September 8, 2014
Gaucher Disease is one of the over 6,000 rare diseases that affect patients worldwide, representing a frontier of unmet medical need [NCATS, NIH]. The challenges for drug development generally—long and costly research and development timelines—are exacerbated by the inherently small patient populations affected by rare diseases. These patients can be difficult to identify and geographically dispersed and their clinical presentation can be quite disparate, complicating the design and recruitment for clinical trials used to determine the safety and efficacy of a therapy before it is allowed onto the market.

But these patients should not lose hope: progress may be slow, but it is not nonexistent. In fact, recently, a drug was approved for the treatment of Gaucher’s Disease, which is a rare genetic disorder that affects approximately 6,000 people in the U.S.

Gaucher is an inherited, autosomal recessive disease that occurs when a lipid – glucosylceramide – accumulates in the bone marrow, lungs, spleen, liver and sometimes the brain causing chronic fatigue and easily fractured bones in the most common Type 1 form of the disease.

Lipid accumulation interferes with normal functioning of the organs in which it accumulates. For example, lipid accumulation in bone marrow interferes with the production of the platelet cells required for successful blood clotting, leading to bleeding and bruising. The production of the oxygen-carrying red blood cells is also impacted, leading to chronic fatigue and anemia. (source: National Gaucher Disease Foundation)
The new drug is a small molecule inhibitor of the enzyme that produces glucocerebrosides.

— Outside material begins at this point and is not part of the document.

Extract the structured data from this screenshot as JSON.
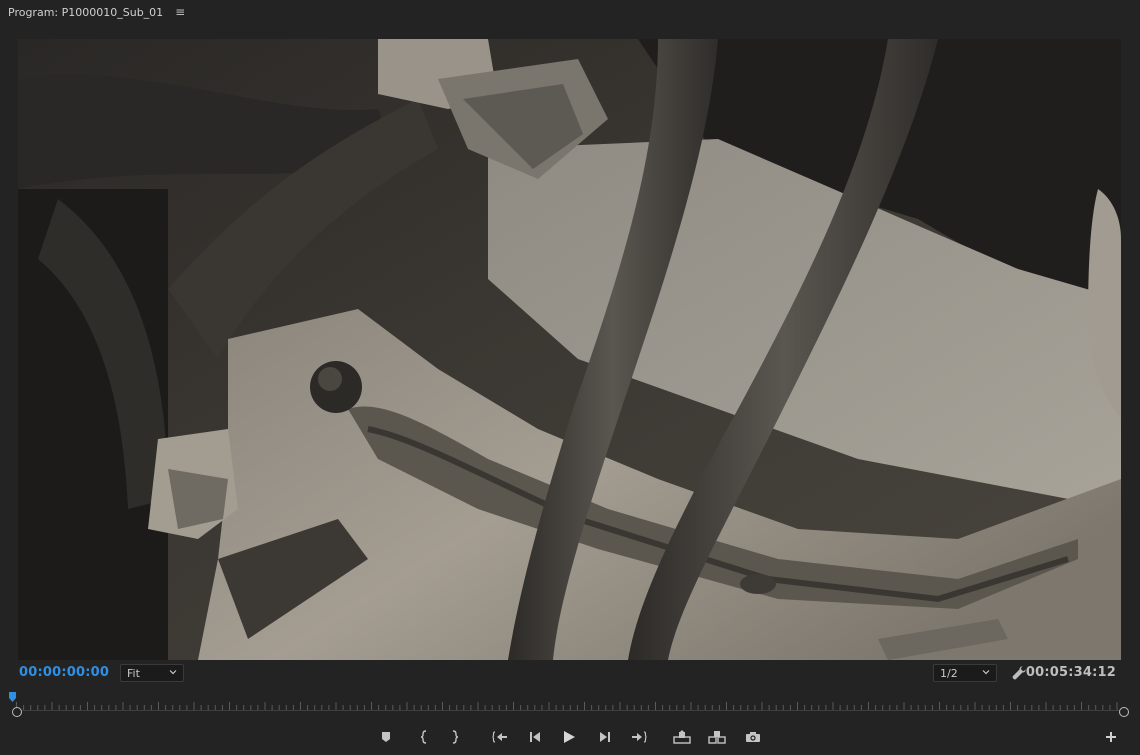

If the enzyme is not produced, it will not need to be broken down. Previous treatments only helped patients who had only mild or moderate Gaucher’s, or could not tolerate infusion therapy. With its better safety and efficacy profile, the new drug has been approved as a first-line treatment.

Nevertheless, more must be done to facilitate getting innovative therapies, like this new Gaucher treatment, to patients faster. One such effort underway is the Strategic Collaborative Approach initiative between with the European Medicines Agency (EMA) and U.S. Food and Drug Administration (FDA) to improve the efficiency of drug development. In fact, BIO recently commented on the Agencies’ first draft guidance within this initiative, which specifically targeting drug development of Gaucher disease.

We expressed support for the Agencies’ approach of engaging with a diversity of stakeholders to identify mechanisms to further reduce barriers to the research and development of rare disease drugs and biologics.

For example, working with industry innovators, the Strategic Collaborative Approach could leverage joint scientific guidance to address the specific challenges of rare disease drug development—such as limited patient populations available for clinical trial participation—potentially through initiatives that employ innovative trial design and post-approval real-world data collection.

Patients suffering from Gaucher’s Disease deserve increasingly effective therapies and, one day, hopefully a cure. To advance toward this shared goal for all rare disease patients, we look forward to working with stakeholders, including these regulatory agencies, to facilitate research and drug development.